By David Walbert.
Educator's Guides: North Carolina Digital History
Best practices, process guides, worksheets, and other resources for teaching with LEARN NC's digital textbook of North Carolina history.
Format: (multiple pages)
Finding, not searching
You can work smarter, not harder, by determining your searching style, learning more about what your searches return and why, and learning to look in the right place first.
Format: article
By Melissa Thibault.
Five tips to improve students' information evaluation
Teach your students how to separate the good online information from the bad with these five strategies.
Format: article
By Bill Ferris.
It's an ad!
How do marketers target kids — and how can we teach kids to know the difference between advertising and fact? These websites provide strategies to build critical thinking skills for media literate kids.
By Melissa Thibault.
Map skills and higher-order thinking
This series of articles looks at map skills as a kind of visual literacy, considering what maps are, how they're made, and the higher-order thinking skills students need to move from simply decoding maps to fully comprehending them.
Format: series (multiple pages)
The not-so-famous person report
In Rethinking Reports, page 3.2
Instead of teaching the history of the famous, use research in primary sources to teach students that the past and present were made by people like them.
Format: article
By David Walbert.
Persuasive speaking: A classroom model
In Arts of persuasion, page 3
A plan for teaching persuasive speaking in the middle school classroom, with tips for speakers and on how to recognize bias.
Format: article
By Pamela Myrick and Sharon Pearson.
Projections and propaganda
In Map skills and higher-order thinking, page 9
Interestingly, until the mid-twentieth century, publishers of maps and textbooks resisted using new projections (many of which were, by then, quite old). Why? Maybe because they wanted to stick with what was familiar to people -- or maybe because Mercator...
Format: article/best practice
By David Walbert.
Rethinking Reports
Creative research-based assignments provide alternatives to the President Report, Animal Report, and Famous Person Report that ask students to think about old topics in new ways, work collaboratively, and develop products that support a variety of learning styles.
Format: series (multiple pages)
Strategies for online reading comprehension
This article examines the differences between reading in print and reading online, and proposes some tools and strategies to help aid students' reading comprehension and information literacy in online environments.
Format: article/best practice
By Kevin Hodgson.
The student pathfinder
By creating pathfinders, students not only learn to manage time and produce a higher quality research project, but they also develop twenty-first century learning skills.
Format: article
By Melissa Thibault.
Think for yourself! Media literacy every day
Information, like air, is everywhere, and we breathe it in whether we mean to or not. If we want our students to be rational, responsible citizens and consumers, we have to help them develop a filter they can use all the time, not just when they're doing research.
Format: article
By David Walbert.
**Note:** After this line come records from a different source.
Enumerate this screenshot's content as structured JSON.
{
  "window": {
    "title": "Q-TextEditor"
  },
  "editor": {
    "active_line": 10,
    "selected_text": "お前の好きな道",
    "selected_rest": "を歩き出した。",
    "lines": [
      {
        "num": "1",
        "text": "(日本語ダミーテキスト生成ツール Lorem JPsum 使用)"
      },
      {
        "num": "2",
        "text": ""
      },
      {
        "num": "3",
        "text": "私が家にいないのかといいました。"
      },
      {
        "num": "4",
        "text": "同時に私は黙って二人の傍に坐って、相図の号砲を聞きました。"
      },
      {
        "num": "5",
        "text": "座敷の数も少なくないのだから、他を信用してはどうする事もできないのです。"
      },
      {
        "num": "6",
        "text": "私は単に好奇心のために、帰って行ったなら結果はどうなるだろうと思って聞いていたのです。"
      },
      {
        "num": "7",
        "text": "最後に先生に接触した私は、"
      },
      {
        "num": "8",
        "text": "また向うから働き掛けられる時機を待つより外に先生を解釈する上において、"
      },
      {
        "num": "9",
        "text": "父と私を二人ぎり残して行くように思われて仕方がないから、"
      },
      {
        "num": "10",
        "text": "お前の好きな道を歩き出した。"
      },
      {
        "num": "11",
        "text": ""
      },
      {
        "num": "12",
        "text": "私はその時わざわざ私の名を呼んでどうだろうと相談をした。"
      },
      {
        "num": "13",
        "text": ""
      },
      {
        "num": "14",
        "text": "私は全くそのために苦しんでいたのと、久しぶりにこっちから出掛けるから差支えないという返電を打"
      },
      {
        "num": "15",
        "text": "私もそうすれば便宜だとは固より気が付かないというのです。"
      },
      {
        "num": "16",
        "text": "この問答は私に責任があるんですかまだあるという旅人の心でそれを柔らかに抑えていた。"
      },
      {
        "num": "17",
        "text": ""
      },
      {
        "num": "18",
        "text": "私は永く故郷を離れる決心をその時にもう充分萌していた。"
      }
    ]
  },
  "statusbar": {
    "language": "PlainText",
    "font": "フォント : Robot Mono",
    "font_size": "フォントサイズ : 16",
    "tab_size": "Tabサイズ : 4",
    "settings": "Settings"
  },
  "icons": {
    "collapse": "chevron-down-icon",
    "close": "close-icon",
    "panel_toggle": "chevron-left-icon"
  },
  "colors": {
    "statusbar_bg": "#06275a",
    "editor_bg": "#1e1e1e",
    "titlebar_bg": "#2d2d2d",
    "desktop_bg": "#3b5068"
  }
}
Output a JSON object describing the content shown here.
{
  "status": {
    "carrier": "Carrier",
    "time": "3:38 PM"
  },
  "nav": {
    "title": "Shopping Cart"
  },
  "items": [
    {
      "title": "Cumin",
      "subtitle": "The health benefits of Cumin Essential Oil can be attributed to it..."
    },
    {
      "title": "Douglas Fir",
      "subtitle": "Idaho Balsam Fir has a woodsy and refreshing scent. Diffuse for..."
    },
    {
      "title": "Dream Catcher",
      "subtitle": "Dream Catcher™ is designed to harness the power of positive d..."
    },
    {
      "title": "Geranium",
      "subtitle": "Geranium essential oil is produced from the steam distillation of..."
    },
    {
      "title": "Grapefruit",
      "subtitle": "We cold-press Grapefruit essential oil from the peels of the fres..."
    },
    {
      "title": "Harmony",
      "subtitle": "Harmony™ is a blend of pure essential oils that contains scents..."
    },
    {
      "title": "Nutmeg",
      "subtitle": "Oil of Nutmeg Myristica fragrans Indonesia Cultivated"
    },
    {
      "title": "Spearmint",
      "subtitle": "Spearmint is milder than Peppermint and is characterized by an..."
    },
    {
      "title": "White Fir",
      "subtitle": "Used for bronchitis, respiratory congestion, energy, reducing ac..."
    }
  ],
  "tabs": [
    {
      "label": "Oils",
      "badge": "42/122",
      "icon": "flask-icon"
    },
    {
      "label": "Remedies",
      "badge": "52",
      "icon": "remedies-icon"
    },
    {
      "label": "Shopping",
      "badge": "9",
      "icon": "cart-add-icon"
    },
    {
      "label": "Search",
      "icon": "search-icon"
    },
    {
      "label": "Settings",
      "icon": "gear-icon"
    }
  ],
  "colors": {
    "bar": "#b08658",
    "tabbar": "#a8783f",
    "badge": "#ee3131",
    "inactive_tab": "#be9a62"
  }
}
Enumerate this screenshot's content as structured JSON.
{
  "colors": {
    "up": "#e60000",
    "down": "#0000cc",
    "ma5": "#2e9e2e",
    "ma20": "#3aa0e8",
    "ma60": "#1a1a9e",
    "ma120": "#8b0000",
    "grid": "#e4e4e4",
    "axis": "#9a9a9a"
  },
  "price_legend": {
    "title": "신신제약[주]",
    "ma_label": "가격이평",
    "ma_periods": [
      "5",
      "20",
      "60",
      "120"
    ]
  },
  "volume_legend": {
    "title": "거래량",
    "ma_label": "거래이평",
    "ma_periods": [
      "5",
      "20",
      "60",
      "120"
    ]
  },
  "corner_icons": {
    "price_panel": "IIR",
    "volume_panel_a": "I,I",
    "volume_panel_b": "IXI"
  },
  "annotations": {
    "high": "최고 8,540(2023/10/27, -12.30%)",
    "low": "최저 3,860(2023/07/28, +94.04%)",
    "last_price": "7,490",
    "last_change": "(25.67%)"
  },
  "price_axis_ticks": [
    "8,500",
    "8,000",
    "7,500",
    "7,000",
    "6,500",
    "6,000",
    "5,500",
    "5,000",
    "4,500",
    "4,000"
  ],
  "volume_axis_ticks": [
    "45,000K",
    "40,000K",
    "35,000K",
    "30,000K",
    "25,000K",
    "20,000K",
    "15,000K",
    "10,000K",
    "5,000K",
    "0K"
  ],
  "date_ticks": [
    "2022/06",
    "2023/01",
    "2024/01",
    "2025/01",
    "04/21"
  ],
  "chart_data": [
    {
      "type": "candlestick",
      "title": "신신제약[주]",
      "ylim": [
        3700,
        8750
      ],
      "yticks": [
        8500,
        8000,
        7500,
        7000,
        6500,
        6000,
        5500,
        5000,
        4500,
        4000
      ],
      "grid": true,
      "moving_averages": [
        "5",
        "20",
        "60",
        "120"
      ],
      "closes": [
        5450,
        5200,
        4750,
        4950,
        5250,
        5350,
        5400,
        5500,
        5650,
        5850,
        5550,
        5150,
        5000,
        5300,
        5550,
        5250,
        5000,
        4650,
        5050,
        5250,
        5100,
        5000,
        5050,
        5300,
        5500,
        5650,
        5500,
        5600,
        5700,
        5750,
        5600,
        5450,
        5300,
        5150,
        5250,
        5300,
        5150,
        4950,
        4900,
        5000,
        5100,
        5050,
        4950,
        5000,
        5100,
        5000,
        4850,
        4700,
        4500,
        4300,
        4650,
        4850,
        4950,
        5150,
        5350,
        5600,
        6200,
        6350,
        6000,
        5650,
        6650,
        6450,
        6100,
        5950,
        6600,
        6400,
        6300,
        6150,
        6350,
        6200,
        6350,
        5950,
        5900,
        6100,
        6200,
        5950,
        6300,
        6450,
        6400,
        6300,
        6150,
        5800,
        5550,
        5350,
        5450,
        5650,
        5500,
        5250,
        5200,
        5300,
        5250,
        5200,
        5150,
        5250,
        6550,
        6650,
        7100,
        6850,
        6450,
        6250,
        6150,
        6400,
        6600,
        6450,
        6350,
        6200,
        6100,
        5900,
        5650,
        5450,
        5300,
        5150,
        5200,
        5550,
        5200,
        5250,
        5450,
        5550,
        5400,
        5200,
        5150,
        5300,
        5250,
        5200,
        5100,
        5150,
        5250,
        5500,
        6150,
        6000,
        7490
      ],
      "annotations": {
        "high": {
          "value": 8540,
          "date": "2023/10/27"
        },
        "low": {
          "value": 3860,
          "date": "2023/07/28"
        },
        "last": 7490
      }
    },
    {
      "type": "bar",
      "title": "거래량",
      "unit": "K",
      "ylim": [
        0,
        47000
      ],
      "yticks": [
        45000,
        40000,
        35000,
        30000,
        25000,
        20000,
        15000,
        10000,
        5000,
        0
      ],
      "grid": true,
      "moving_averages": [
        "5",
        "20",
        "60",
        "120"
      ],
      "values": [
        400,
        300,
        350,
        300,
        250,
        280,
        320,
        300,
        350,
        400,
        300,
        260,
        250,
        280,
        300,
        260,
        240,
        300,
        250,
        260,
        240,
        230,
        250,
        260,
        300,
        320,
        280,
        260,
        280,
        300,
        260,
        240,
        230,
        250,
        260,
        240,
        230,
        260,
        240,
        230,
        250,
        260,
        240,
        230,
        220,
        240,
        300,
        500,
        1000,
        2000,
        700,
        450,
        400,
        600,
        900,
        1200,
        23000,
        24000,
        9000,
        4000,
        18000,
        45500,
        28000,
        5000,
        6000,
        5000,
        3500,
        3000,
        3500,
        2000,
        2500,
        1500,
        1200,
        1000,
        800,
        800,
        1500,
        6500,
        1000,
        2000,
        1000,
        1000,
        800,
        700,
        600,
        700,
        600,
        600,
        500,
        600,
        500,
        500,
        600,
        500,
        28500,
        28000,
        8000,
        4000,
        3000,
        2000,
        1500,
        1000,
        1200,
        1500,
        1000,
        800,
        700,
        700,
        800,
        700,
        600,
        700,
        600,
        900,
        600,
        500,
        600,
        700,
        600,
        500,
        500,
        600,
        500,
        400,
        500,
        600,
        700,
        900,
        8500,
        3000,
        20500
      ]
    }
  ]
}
Tools of the trade for information seekers
A guide to understanding and using search engines, directories, and the invisible web.
Format: article
By Melissa Thibault.

Resources on the web

ACRL - Information Literacy
Tutorials and standards for information literacy. (Learn more)
Format: website/activity
Provided by: American Library Association
The Code of Best Practices in Fair Use for Media Literacy Education
Looking for information about fair use and copyright? This site provides a code of best practices for educators to understand their rights in using copyrighted materials in the classroom. (Learn more)
Format: website/general
Provided by: American University Center for Social Media
IMPACT: Guidelines for School Library Media and Instructional Technology Programs
A research-driven media and technology program schools may use to ensure that students, their parents, and their teachers will have the skills necessary to enter the 21st Century world of work and civic responsibility. (Learn more)
Format: website/general
Provided by: NC DPI Instructional Technology Division